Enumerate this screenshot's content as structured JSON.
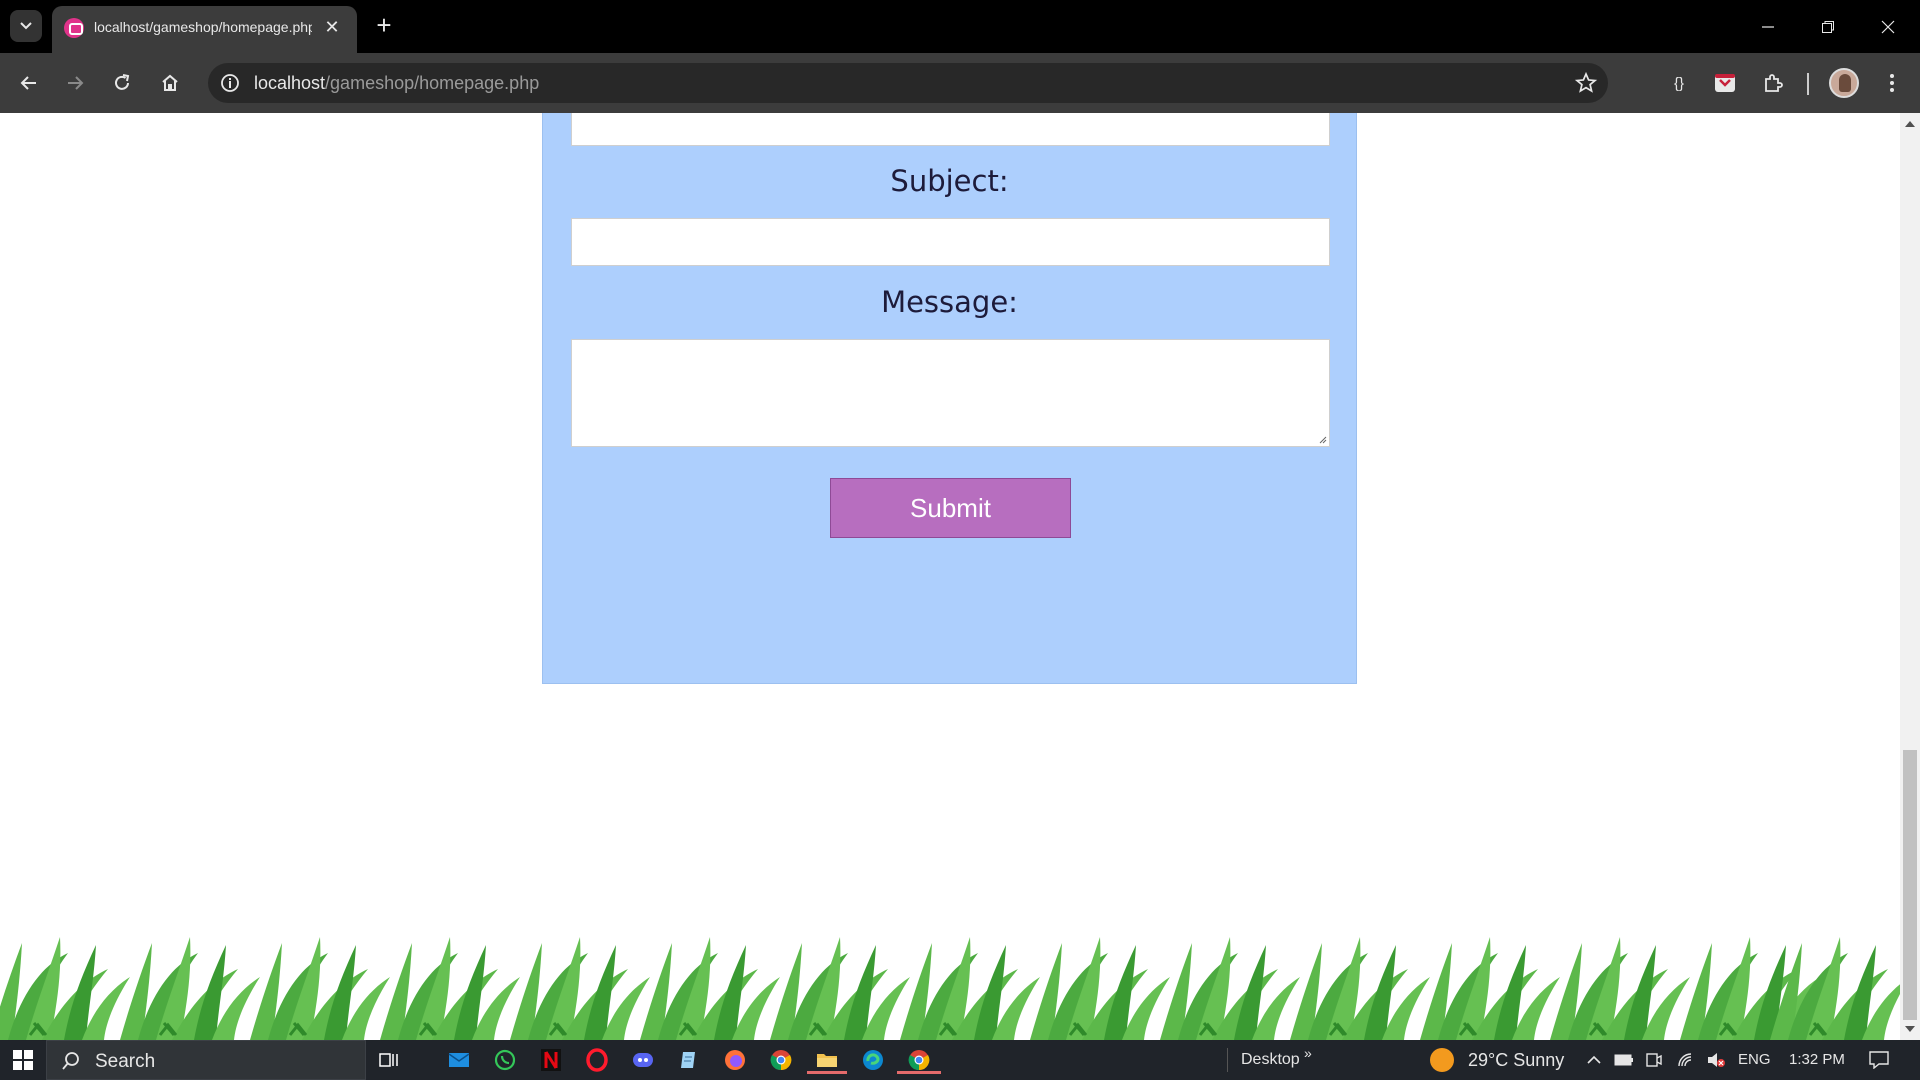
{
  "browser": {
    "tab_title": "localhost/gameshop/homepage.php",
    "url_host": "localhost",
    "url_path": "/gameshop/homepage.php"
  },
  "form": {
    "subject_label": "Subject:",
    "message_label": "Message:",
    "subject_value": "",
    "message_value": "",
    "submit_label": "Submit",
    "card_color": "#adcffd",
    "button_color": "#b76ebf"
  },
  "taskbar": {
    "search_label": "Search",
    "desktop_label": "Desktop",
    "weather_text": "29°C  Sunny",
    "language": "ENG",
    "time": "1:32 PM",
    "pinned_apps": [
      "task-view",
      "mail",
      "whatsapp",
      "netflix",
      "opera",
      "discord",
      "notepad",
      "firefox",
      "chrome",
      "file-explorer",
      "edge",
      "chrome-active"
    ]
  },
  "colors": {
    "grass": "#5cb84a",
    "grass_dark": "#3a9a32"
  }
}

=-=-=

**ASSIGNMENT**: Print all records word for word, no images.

**OUTPUT FOR THIS TASK**:
Enumerate this screenshot's content as structured JSON.
{
  "browser": {
    "tab_title": "localhost/gameshop/homepage.php",
    "url_host": "localhost",
    "url_path": "/gameshop/homepage.php"
  },
  "form": {
    "subject_label": "Subject:",
    "message_label": "Message:",
    "subject_value": "",
    "message_value": "",
    "submit_label": "Submit",
    "card_color": "#adcffd",
    "button_color": "#b76ebf"
  },
  "taskbar": {
    "search_label": "Search",
    "desktop_label": "Desktop",
    "weather_text": "29°C  Sunny",
    "language": "ENG",
    "time": "1:32 PM",
    "pinned_apps": [
      "task-view",
      "mail",
      "whatsapp",
      "netflix",
      "opera",
      "discord",
      "notepad",
      "firefox",
      "chrome",
      "file-explorer",
      "edge",
      "chrome-active"
    ]
  },
  "colors": {
    "grass": "#5cb84a",
    "grass_dark": "#3a9a32"
  }
}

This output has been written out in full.